MATERIAL FOR THIS TASK:

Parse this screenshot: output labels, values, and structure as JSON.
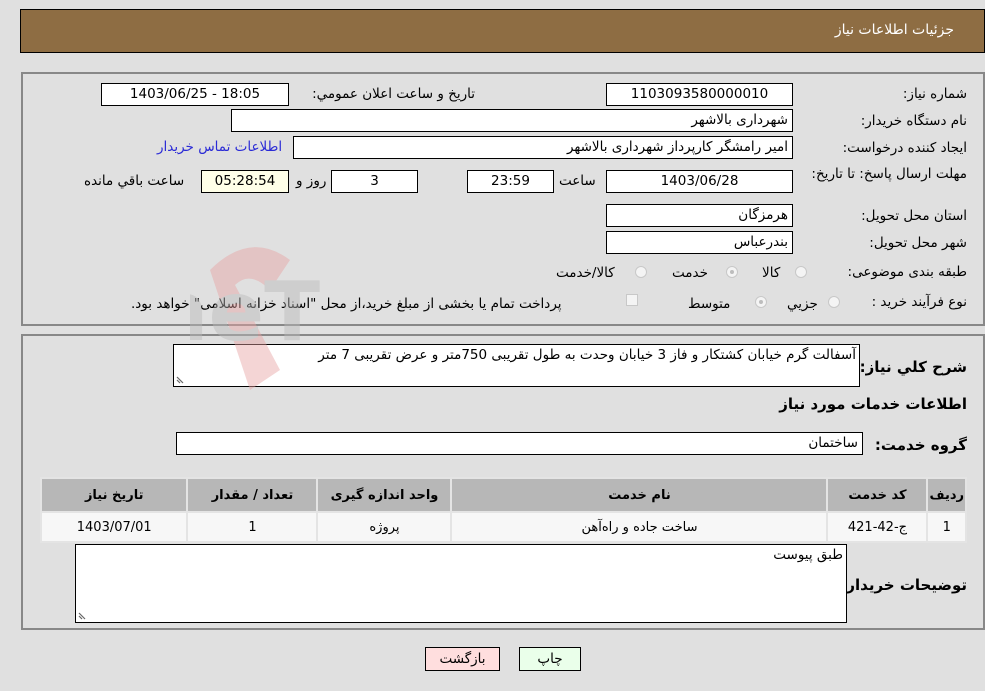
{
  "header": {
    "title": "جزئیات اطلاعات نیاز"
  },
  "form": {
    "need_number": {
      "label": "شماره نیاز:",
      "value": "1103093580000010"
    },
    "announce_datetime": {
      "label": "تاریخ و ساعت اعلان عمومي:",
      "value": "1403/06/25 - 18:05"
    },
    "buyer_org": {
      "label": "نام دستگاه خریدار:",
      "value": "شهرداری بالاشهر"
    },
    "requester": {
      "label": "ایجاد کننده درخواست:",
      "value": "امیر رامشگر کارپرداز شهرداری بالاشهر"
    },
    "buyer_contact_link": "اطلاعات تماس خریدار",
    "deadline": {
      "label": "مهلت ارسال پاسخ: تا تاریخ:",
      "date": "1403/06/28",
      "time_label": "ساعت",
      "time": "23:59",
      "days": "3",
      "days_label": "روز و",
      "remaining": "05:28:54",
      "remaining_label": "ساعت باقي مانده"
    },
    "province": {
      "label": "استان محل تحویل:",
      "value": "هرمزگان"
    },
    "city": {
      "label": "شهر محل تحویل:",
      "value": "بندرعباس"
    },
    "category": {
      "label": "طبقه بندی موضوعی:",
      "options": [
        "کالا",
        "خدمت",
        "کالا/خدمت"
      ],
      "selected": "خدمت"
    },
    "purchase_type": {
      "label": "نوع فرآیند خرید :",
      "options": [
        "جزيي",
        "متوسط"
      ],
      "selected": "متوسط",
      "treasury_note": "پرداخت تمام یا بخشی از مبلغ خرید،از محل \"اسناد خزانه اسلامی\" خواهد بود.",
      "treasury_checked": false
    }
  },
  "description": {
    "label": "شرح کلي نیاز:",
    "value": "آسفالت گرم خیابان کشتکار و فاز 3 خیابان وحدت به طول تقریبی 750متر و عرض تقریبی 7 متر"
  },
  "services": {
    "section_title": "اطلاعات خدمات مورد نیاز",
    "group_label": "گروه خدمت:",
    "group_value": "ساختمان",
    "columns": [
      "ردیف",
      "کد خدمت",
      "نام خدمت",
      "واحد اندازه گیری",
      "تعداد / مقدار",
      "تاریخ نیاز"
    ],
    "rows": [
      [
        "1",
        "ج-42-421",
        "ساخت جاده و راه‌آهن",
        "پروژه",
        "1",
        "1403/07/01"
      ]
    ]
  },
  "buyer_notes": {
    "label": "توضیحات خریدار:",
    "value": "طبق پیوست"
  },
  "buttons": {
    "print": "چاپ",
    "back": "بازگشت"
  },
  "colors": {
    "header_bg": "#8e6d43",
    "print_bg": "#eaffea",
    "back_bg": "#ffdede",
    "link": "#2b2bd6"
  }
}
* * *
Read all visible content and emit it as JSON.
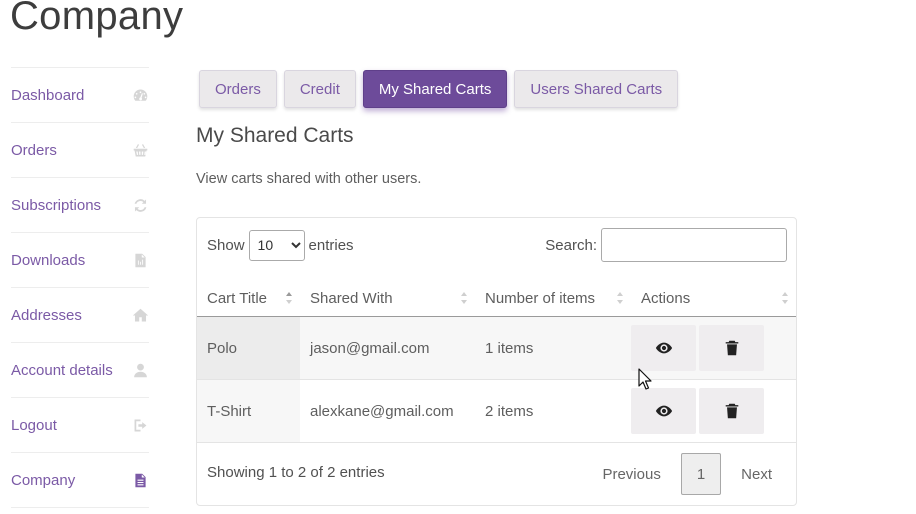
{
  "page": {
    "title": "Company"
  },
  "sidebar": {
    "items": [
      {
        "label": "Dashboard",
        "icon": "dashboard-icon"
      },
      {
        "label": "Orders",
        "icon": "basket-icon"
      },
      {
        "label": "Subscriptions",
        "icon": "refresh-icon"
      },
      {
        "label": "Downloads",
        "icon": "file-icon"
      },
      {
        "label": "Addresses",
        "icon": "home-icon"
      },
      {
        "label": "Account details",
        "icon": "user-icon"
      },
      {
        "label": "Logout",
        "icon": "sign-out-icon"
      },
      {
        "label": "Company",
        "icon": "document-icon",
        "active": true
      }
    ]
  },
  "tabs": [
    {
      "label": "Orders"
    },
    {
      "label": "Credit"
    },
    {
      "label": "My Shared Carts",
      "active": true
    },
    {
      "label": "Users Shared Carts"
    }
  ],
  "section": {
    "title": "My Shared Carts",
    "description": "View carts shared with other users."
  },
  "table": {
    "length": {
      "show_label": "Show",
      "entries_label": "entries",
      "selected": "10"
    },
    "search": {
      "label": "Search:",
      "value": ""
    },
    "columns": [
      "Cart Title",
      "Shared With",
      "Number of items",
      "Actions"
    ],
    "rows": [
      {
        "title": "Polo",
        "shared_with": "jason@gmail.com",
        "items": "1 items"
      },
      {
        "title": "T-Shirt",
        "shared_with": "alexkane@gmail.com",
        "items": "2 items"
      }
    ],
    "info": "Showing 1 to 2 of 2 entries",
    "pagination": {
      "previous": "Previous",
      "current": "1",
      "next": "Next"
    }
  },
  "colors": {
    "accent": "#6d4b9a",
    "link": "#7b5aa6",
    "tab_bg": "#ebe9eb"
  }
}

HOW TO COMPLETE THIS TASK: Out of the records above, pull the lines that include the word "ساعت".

RESPONSE:
      "label": "تاریخ و ساعت اعلان عمومي:",
      "time_label": "ساعت",
      "remaining_label": "ساعت باقي مانده"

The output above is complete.